I didn't like how it looked, I didn't like how it felt, I didn't like the fact that my hands hurt after so little knitting when they normally didn't hurt at all even when I knit for a long time. About the only thing I did like about it was that it seemed to be knitting up quickly and thus would blessedly be over soon. I thought about how much I usually like knitting and how it is a peaceful experience for me. How it is a welcome respite from the lab which I hate and resent every minute I am stuck there trying to finish this damn PhD. I thought about the kind of karma I was imposing on this scarf as I sat there and resentfully and painfully knit it. It was like the opposite of a prayer shawl--one of those shawls infused with prayer as you knit it that you give to someone who is needful of comfort.
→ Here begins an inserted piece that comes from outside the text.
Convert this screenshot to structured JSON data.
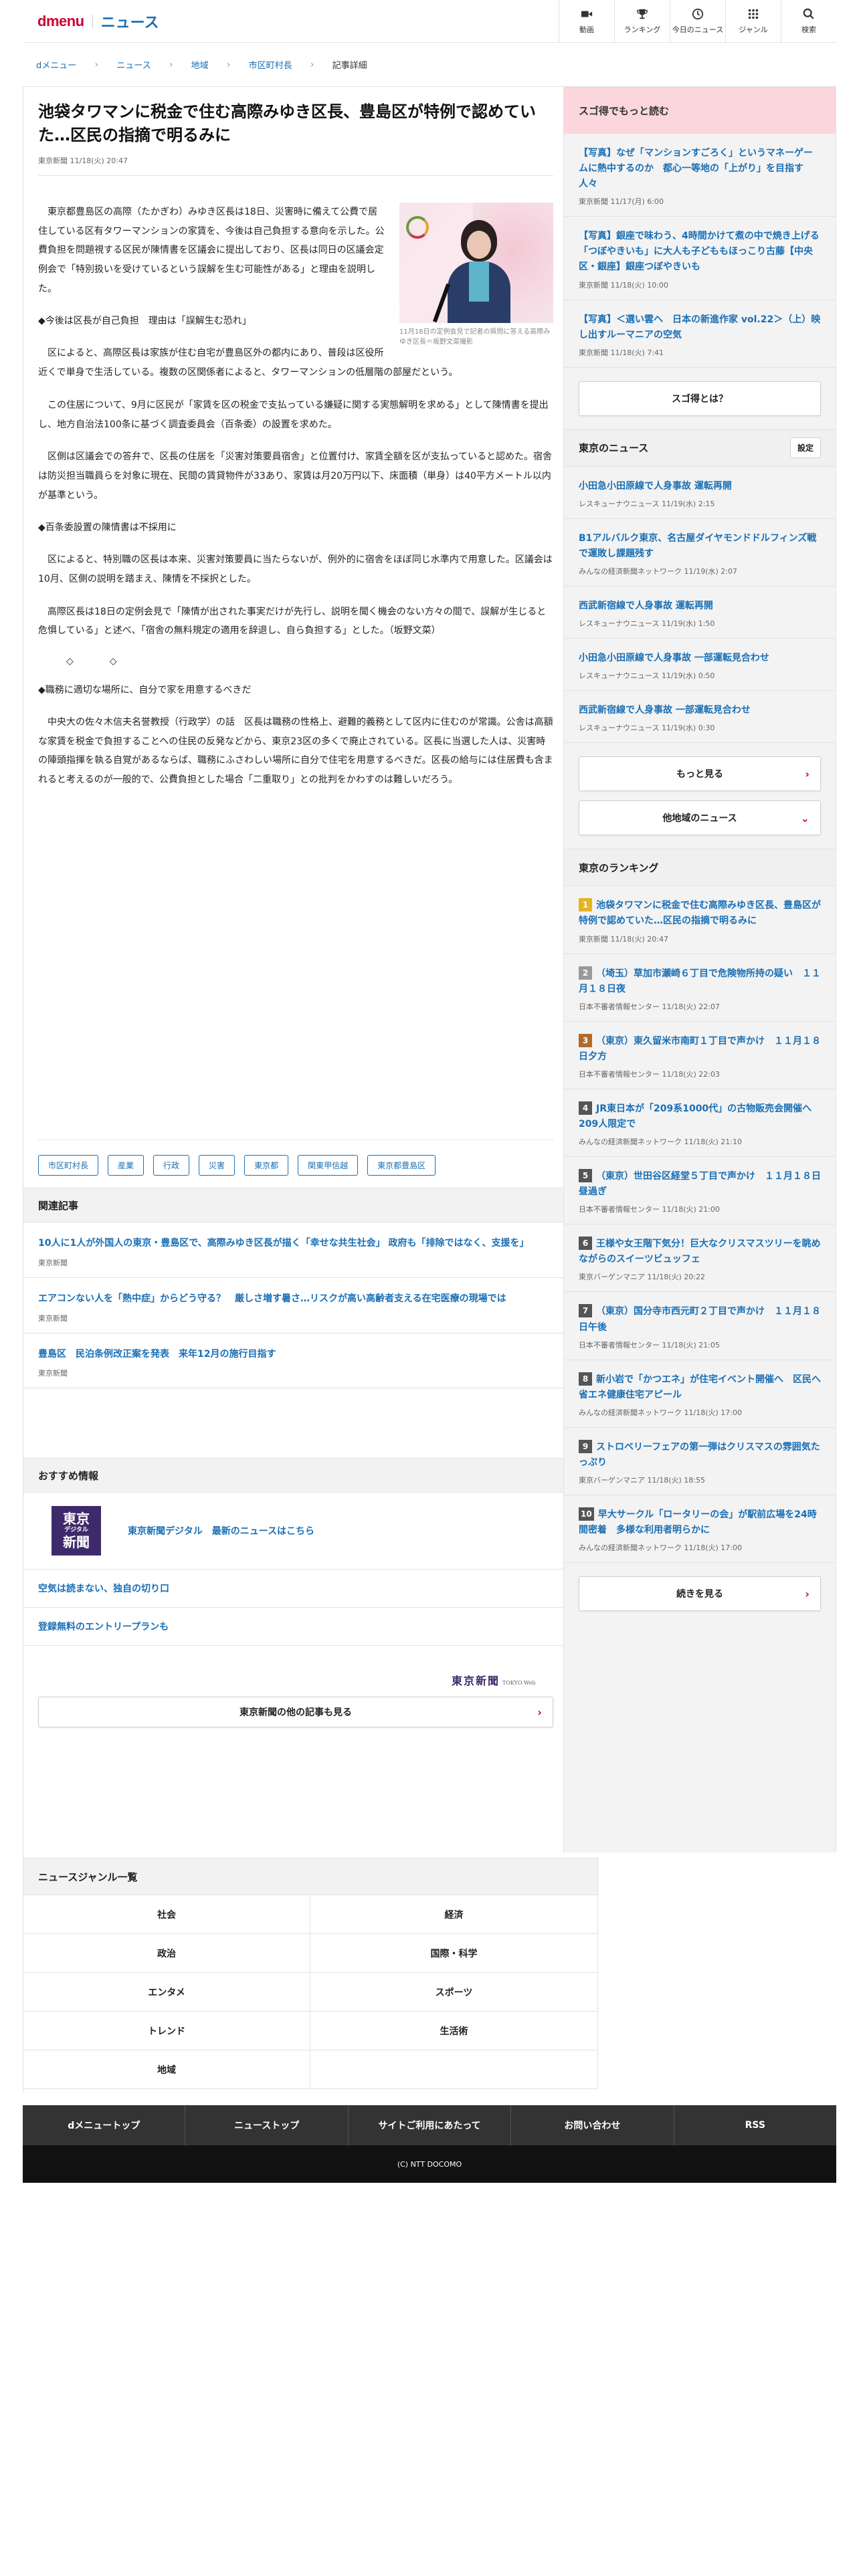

I thought about what a dreadful thing it would be to give a scarf with such gloom associated with it to some poor college student who had enough problems without wearing The Sinister Scarf of Depression and Anxiety. I thought about how much more I would enjoy this project if I had a softer yarn to work with and how much more the student would enjoy wearing a soft scarf next to the delicate skin of the neck. I decided to buy some red superwash wool yarn.
In the meantime, I needed something to knit. I dug through the box of yarn that I had with me. Much of my stash had been sent to California. But, I found two balls of Cascade Pastaza (I have lost the ball bands, but I think they may be numbers 28 and 85) which I had originally intended to use to make a bag from the Handknit Holidays book. I started the project but had abandoned it on the needles when I realized that no matter how small my needles were I was just not going to get gauge and the bag would take up much more yarn than I had. I cast on for a hat for the Dulaan project.
I wanted the hat to be plenty warm, so after about an inch and a half of two by two ribbing, I started the evergreen tree fair isle pattern that was in the original bag pattern. For the bag, I had planned on using the flower pattern, but that repeat was a little wider than I thought I could keep track of while watching tv. I got less than 10 rows done before it was time for bed.
I looked at the hat. The fuzziness of the yarn obscured the colorwork somewhat and my floats were not as even as I would like them to be. I had alternated between holding both yarns in one hand and holding one in each hand to see which felt better (the verdict: neither; but I'm going to keep trying the two-handed technique). The hat, though, was stretchy enough to go with the ribbing, that is, the fair isle part didn't become obscenely constricted as it had other times I have tried fair isle which meant I wasn't pulling my floats too tight which I think had been my problem in the past.
I'm going to keep working on this hat. It is not perfect, but have wanted a chance to practice stranded colorwork and this seems like a good opportunity to do so. Also, I remember Norma had once said that she liked the Dulaan knitting because it let her try new things and if there was some imperfection in the finished piece, that was okay because a slightly imperfect vest or hat or scarf or mittens was better than not having anything at all and that's what would happen if she didn't send the item in. I think it is quite a nice hat, really. You can tell that there is a pattern there, even if it isn't crisp as in traditional fair isle, and the stranding on the inside will act as another layer against the cold. I would probably not use the yarn for a garment for an American to be worn against the skin as it is a little itchy when you put it against your face, but I do not think this will be a problem for the Mongolian children who do not have the same luxury of having wussy, pampered skin as we do.
I'm going to order red superwash yarn from KnitPicks today to use for the Red Scarf Project. I still think the best thing for a college student is something that can be tossed in the washing machine. I have a sample card of that yarn and it seems quite soft. I have some other yarn to order from them anyway (like more wool for the Dulaan Project among other things).
So that's it. That's how I decided what to knit for the Knit Unto Others knit-along. There was much wailing and gnashing of teeth, but it finally got done. Lord, am I worn out from the experience!